◆ WHAT YOU HAVE TO DO ◆
Set down the data again in full, keeping every line exactly as it is.

[MATERIALS PROVIDED — start]

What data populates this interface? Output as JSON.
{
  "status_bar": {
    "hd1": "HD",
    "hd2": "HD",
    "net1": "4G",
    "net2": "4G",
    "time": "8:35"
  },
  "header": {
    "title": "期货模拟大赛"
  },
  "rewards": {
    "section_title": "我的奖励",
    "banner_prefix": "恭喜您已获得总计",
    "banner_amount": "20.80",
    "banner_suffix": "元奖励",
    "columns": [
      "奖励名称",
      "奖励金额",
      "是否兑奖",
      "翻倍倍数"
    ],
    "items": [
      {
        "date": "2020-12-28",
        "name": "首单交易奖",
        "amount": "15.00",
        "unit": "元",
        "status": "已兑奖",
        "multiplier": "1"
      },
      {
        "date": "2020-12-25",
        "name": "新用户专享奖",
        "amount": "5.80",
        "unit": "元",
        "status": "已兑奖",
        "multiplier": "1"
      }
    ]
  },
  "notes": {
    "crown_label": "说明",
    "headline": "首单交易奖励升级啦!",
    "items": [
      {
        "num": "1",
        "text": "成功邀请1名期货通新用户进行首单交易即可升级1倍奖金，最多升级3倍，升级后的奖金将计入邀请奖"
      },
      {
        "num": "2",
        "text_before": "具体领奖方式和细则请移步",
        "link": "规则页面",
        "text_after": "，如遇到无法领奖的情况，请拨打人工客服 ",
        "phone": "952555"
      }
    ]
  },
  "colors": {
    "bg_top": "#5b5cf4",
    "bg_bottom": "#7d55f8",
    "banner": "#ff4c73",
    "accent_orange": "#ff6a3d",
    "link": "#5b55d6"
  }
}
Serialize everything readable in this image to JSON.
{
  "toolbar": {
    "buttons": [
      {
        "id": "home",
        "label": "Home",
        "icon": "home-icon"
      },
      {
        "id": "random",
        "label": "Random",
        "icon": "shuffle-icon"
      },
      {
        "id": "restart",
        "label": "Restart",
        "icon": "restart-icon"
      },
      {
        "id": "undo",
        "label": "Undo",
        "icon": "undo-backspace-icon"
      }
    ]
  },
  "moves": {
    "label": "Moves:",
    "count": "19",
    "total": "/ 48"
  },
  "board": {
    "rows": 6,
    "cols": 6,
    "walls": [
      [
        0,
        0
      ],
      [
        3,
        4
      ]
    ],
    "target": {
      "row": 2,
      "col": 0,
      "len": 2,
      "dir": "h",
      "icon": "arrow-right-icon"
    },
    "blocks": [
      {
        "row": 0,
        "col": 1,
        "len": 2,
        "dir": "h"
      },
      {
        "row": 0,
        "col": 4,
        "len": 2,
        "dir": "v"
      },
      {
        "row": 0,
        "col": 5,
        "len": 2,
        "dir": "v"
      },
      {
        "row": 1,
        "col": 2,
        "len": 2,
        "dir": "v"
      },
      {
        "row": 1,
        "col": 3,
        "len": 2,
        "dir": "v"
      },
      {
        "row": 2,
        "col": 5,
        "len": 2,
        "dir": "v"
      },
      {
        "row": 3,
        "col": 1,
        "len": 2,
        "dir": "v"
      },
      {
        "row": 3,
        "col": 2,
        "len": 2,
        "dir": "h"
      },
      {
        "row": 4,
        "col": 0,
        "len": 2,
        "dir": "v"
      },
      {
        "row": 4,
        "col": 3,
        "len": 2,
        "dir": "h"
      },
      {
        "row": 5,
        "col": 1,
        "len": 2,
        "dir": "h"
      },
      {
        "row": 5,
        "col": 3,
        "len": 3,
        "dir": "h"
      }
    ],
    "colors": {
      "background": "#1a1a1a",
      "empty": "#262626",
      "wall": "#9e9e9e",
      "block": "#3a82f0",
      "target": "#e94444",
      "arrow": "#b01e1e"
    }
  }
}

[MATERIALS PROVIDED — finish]

◆ THE ANSWER ◆
What data populates this interface? Output as JSON.
{
  "status_bar": {
    "hd1": "HD",
    "hd2": "HD",
    "net1": "4G",
    "net2": "4G",
    "time": "8:35"
  },
  "header": {
    "title": "期货模拟大赛"
  },
  "rewards": {
    "section_title": "我的奖励",
    "banner_prefix": "恭喜您已获得总计",
    "banner_amount": "20.80",
    "banner_suffix": "元奖励",
    "columns": [
      "奖励名称",
      "奖励金额",
      "是否兑奖",
      "翻倍倍数"
    ],
    "items": [
      {
        "date": "2020-12-28",
        "name": "首单交易奖",
        "amount": "15.00",
        "unit": "元",
        "status": "已兑奖",
        "multiplier": "1"
      },
      {
        "date": "2020-12-25",
        "name": "新用户专享奖",
        "amount": "5.80",
        "unit": "元",
        "status": "已兑奖",
        "multiplier": "1"
      }
    ]
  },
  "notes": {
    "crown_label": "说明",
    "headline": "首单交易奖励升级啦!",
    "items": [
      {
        "num": "1",
        "text": "成功邀请1名期货通新用户进行首单交易即可升级1倍奖金，最多升级3倍，升级后的奖金将计入邀请奖"
      },
      {
        "num": "2",
        "text_before": "具体领奖方式和细则请移步",
        "link": "规则页面",
        "text_after": "，如遇到无法领奖的情况，请拨打人工客服 ",
        "phone": "952555"
      }
    ]
  },
  "colors": {
    "bg_top": "#5b5cf4",
    "bg_bottom": "#7d55f8",
    "banner": "#ff4c73",
    "accent_orange": "#ff6a3d",
    "link": "#5b55d6"
  }
}
Serialize everything readable in this image to JSON.
{
  "toolbar": {
    "buttons": [
      {
        "id": "home",
        "label": "Home",
        "icon": "home-icon"
      },
      {
        "id": "random",
        "label": "Random",
        "icon": "shuffle-icon"
      },
      {
        "id": "restart",
        "label": "Restart",
        "icon": "restart-icon"
      },
      {
        "id": "undo",
        "label": "Undo",
        "icon": "undo-backspace-icon"
      }
    ]
  },
  "moves": {
    "label": "Moves:",
    "count": "19",
    "total": "/ 48"
  },
  "board": {
    "rows": 6,
    "cols": 6,
    "walls": [
      [
        0,
        0
      ],
      [
        3,
        4
      ]
    ],
    "target": {
      "row": 2,
      "col": 0,
      "len": 2,
      "dir": "h",
      "icon": "arrow-right-icon"
    },
    "blocks": [
      {
        "row": 0,
        "col": 1,
        "len": 2,
        "dir": "h"
      },
      {
        "row": 0,
        "col": 4,
        "len": 2,
        "dir": "v"
      },
      {
        "row": 0,
        "col": 5,
        "len": 2,
        "dir": "v"
      },
      {
        "row": 1,
        "col": 2,
        "len": 2,
        "dir": "v"
      },
      {
        "row": 1,
        "col": 3,
        "len": 2,
        "dir": "v"
      },
      {
        "row": 2,
        "col": 5,
        "len": 2,
        "dir": "v"
      },
      {
        "row": 3,
        "col": 1,
        "len": 2,
        "dir": "v"
      },
      {
        "row": 3,
        "col": 2,
        "len": 2,
        "dir": "h"
      },
      {
        "row": 4,
        "col": 0,
        "len": 2,
        "dir": "v"
      },
      {
        "row": 4,
        "col": 3,
        "len": 2,
        "dir": "h"
      },
      {
        "row": 5,
        "col": 1,
        "len": 2,
        "dir": "h"
      },
      {
        "row": 5,
        "col": 3,
        "len": 3,
        "dir": "h"
      }
    ],
    "colors": {
      "background": "#1a1a1a",
      "empty": "#262626",
      "wall": "#9e9e9e",
      "block": "#3a82f0",
      "target": "#e94444",
      "arrow": "#b01e1e"
    }
  }
}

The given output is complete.